### Task objective
Output the data in full and exactly as presented.

### Input material
Segment Open

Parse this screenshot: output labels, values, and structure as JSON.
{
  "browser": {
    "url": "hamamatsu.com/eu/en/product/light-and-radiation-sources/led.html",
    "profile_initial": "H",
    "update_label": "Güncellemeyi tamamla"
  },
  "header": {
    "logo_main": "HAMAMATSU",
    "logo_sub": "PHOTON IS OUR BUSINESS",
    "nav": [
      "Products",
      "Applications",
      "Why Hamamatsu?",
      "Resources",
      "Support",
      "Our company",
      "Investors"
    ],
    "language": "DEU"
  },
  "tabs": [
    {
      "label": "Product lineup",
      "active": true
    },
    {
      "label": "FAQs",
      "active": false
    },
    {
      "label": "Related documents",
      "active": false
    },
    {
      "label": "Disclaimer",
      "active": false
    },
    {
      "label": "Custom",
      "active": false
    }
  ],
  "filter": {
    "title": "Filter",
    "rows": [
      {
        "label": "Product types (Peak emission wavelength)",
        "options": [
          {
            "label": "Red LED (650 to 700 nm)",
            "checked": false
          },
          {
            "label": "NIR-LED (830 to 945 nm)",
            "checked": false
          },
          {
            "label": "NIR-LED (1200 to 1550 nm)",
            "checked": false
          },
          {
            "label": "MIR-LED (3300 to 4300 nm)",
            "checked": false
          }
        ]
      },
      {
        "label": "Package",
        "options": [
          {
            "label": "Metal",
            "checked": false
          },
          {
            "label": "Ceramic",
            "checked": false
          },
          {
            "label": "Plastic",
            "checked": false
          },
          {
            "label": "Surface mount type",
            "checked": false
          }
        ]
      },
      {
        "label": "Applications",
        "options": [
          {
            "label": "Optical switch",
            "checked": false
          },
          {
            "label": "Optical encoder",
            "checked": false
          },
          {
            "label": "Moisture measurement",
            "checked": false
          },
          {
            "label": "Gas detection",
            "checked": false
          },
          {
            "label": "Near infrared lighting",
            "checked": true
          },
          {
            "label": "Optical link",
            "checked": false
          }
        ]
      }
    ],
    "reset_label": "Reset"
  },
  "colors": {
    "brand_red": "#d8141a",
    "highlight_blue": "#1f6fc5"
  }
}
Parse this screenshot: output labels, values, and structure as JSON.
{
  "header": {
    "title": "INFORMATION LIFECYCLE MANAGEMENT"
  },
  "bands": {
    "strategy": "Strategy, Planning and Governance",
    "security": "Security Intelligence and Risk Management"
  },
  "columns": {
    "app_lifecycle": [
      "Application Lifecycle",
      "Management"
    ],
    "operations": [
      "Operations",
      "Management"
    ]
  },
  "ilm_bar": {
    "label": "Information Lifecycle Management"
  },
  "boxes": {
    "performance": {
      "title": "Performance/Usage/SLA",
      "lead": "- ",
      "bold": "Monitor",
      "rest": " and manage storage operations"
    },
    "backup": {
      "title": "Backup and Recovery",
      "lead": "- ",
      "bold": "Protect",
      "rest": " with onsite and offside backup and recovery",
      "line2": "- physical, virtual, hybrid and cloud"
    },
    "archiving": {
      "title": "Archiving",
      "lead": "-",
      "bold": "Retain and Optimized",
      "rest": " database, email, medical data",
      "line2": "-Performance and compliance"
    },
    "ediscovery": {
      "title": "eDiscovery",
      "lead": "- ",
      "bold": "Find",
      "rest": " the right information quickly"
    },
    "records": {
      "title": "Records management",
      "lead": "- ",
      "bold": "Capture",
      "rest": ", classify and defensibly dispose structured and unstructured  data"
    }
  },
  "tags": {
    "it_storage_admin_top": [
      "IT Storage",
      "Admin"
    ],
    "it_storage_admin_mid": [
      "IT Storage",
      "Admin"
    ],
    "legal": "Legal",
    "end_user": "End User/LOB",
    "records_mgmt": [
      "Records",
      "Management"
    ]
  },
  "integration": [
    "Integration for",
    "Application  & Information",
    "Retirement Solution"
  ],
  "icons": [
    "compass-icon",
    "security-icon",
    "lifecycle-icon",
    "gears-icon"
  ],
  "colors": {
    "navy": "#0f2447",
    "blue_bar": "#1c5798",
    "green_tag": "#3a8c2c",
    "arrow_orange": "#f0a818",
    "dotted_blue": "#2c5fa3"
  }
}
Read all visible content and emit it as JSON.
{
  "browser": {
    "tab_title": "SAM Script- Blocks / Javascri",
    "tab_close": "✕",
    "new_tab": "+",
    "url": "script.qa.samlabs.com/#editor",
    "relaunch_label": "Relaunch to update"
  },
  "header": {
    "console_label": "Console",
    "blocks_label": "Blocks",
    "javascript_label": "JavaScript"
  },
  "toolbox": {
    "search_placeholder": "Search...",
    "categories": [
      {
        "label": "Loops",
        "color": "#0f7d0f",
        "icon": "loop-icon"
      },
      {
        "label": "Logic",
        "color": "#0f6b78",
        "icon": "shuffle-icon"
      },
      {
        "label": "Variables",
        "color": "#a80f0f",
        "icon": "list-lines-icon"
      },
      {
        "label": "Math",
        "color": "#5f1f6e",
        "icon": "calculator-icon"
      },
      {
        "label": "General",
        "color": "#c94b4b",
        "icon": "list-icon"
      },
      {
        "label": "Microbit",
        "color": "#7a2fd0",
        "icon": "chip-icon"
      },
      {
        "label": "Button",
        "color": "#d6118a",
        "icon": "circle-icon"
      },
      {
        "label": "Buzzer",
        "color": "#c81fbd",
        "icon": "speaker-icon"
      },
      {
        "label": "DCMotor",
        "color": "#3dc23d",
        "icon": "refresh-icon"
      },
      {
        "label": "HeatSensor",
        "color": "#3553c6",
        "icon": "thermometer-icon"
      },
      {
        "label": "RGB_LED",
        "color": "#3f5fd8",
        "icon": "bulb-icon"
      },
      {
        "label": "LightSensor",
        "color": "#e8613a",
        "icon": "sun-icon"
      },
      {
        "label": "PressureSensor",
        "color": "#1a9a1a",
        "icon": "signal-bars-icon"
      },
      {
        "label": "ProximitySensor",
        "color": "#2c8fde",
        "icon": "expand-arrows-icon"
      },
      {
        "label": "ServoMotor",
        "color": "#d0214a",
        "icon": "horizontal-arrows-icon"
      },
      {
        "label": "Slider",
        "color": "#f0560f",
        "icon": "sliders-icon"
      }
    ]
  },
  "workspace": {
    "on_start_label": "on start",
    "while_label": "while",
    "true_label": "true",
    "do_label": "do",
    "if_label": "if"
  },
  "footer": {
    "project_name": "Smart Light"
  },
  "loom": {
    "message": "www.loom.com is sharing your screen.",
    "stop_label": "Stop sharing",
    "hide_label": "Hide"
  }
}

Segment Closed

### Result
Parse this screenshot: output labels, values, and structure as JSON.
{
  "browser": {
    "url": "hamamatsu.com/eu/en/product/light-and-radiation-sources/led.html",
    "profile_initial": "H",
    "update_label": "Güncellemeyi tamamla"
  },
  "header": {
    "logo_main": "HAMAMATSU",
    "logo_sub": "PHOTON IS OUR BUSINESS",
    "nav": [
      "Products",
      "Applications",
      "Why Hamamatsu?",
      "Resources",
      "Support",
      "Our company",
      "Investors"
    ],
    "language": "DEU"
  },
  "tabs": [
    {
      "label": "Product lineup",
      "active": true
    },
    {
      "label": "FAQs",
      "active": false
    },
    {
      "label": "Related documents",
      "active": false
    },
    {
      "label": "Disclaimer",
      "active": false
    },
    {
      "label": "Custom",
      "active": false
    }
  ],
  "filter": {
    "title": "Filter",
    "rows": [
      {
        "label": "Product types (Peak emission wavelength)",
        "options": [
          {
            "label": "Red LED (650 to 700 nm)",
            "checked": false
          },
          {
            "label": "NIR-LED (830 to 945 nm)",
            "checked": false
          },
          {
            "label": "NIR-LED (1200 to 1550 nm)",
            "checked": false
          },
          {
            "label": "MIR-LED (3300 to 4300 nm)",
            "checked": false
          }
        ]
      },
      {
        "label": "Package",
        "options": [
          {
            "label": "Metal",
            "checked": false
          },
          {
            "label": "Ceramic",
            "checked": false
          },
          {
            "label": "Plastic",
            "checked": false
          },
          {
            "label": "Surface mount type",
            "checked": false
          }
        ]
      },
      {
        "label": "Applications",
        "options": [
          {
            "label": "Optical switch",
            "checked": false
          },
          {
            "label": "Optical encoder",
            "checked": false
          },
          {
            "label": "Moisture measurement",
            "checked": false
          },
          {
            "label": "Gas detection",
            "checked": false
          },
          {
            "label": "Near infrared lighting",
            "checked": true
          },
          {
            "label": "Optical link",
            "checked": false
          }
        ]
      }
    ],
    "reset_label": "Reset"
  },
  "colors": {
    "brand_red": "#d8141a",
    "highlight_blue": "#1f6fc5"
  }
}
Parse this screenshot: output labels, values, and structure as JSON.
{
  "header": {
    "title": "INFORMATION LIFECYCLE MANAGEMENT"
  },
  "bands": {
    "strategy": "Strategy, Planning and Governance",
    "security": "Security Intelligence and Risk Management"
  },
  "columns": {
    "app_lifecycle": [
      "Application Lifecycle",
      "Management"
    ],
    "operations": [
      "Operations",
      "Management"
    ]
  },
  "ilm_bar": {
    "label": "Information Lifecycle Management"
  },
  "boxes": {
    "performance": {
      "title": "Performance/Usage/SLA",
      "lead": "- ",
      "bold": "Monitor",
      "rest": " and manage storage operations"
    },
    "backup": {
      "title": "Backup and Recovery",
      "lead": "- ",
      "bold": "Protect",
      "rest": " with onsite and offside backup and recovery",
      "line2": "- physical, virtual, hybrid and cloud"
    },
    "archiving": {
      "title": "Archiving",
      "lead": "-",
      "bold": "Retain and Optimized",
      "rest": " database, email, medical data",
      "line2": "-Performance and compliance"
    },
    "ediscovery": {
      "title": "eDiscovery",
      "lead": "- ",
      "bold": "Find",
      "rest": " the right information quickly"
    },
    "records": {
      "title": "Records management",
      "lead": "- ",
      "bold": "Capture",
      "rest": ", classify and defensibly dispose structured and unstructured  data"
    }
  },
  "tags": {
    "it_storage_admin_top": [
      "IT Storage",
      "Admin"
    ],
    "it_storage_admin_mid": [
      "IT Storage",
      "Admin"
    ],
    "legal": "Legal",
    "end_user": "End User/LOB",
    "records_mgmt": [
      "Records",
      "Management"
    ]
  },
  "integration": [
    "Integration for",
    "Application  & Information",
    "Retirement Solution"
  ],
  "icons": [
    "compass-icon",
    "security-icon",
    "lifecycle-icon",
    "gears-icon"
  ],
  "colors": {
    "navy": "#0f2447",
    "blue_bar": "#1c5798",
    "green_tag": "#3a8c2c",
    "arrow_orange": "#f0a818",
    "dotted_blue": "#2c5fa3"
  }
}
Read all visible content and emit it as JSON.
{
  "browser": {
    "tab_title": "SAM Script- Blocks / Javascri",
    "tab_close": "✕",
    "new_tab": "+",
    "url": "script.qa.samlabs.com/#editor",
    "relaunch_label": "Relaunch to update"
  },
  "header": {
    "console_label": "Console",
    "blocks_label": "Blocks",
    "javascript_label": "JavaScript"
  },
  "toolbox": {
    "search_placeholder": "Search...",
    "categories": [
      {
        "label": "Loops",
        "color": "#0f7d0f",
        "icon": "loop-icon"
      },
      {
        "label": "Logic",
        "color": "#0f6b78",
        "icon": "shuffle-icon"
      },
      {
        "label": "Variables",
        "color": "#a80f0f",
        "icon": "list-lines-icon"
      },
      {
        "label": "Math",
        "color": "#5f1f6e",
        "icon": "calculator-icon"
      },
      {
        "label": "General",
        "color": "#c94b4b",
        "icon": "list-icon"
      },
      {
        "label": "Microbit",
        "color": "#7a2fd0",
        "icon": "chip-icon"
      },
      {
        "label": "Button",
        "color": "#d6118a",
        "icon": "circle-icon"
      },
      {
        "label": "Buzzer",
        "color": "#c81fbd",
        "icon": "speaker-icon"
      },
      {
        "label": "DCMotor",
        "color": "#3dc23d",
        "icon": "refresh-icon"
      },
      {
        "label": "HeatSensor",
        "color": "#3553c6",
        "icon": "thermometer-icon"
      },
      {
        "label": "RGB_LED",
        "color": "#3f5fd8",
        "icon": "bulb-icon"
      },
      {
        "label": "LightSensor",
        "color": "#e8613a",
        "icon": "sun-icon"
      },
      {
        "label": "PressureSensor",
        "color": "#1a9a1a",
        "icon": "signal-bars-icon"
      },
      {
        "label": "ProximitySensor",
        "color": "#2c8fde",
        "icon": "expand-arrows-icon"
      },
      {
        "label": "ServoMotor",
        "color": "#d0214a",
        "icon": "horizontal-arrows-icon"
      },
      {
        "label": "Slider",
        "color": "#f0560f",
        "icon": "sliders-icon"
      }
    ]
  },
  "workspace": {
    "on_start_label": "on start",
    "while_label": "while",
    "true_label": "true",
    "do_label": "do",
    "if_label": "if"
  },
  "footer": {
    "project_name": "Smart Light"
  },
  "loom": {
    "message": "www.loom.com is sharing your screen.",
    "stop_label": "Stop sharing",
    "hide_label": "Hide"
  }
}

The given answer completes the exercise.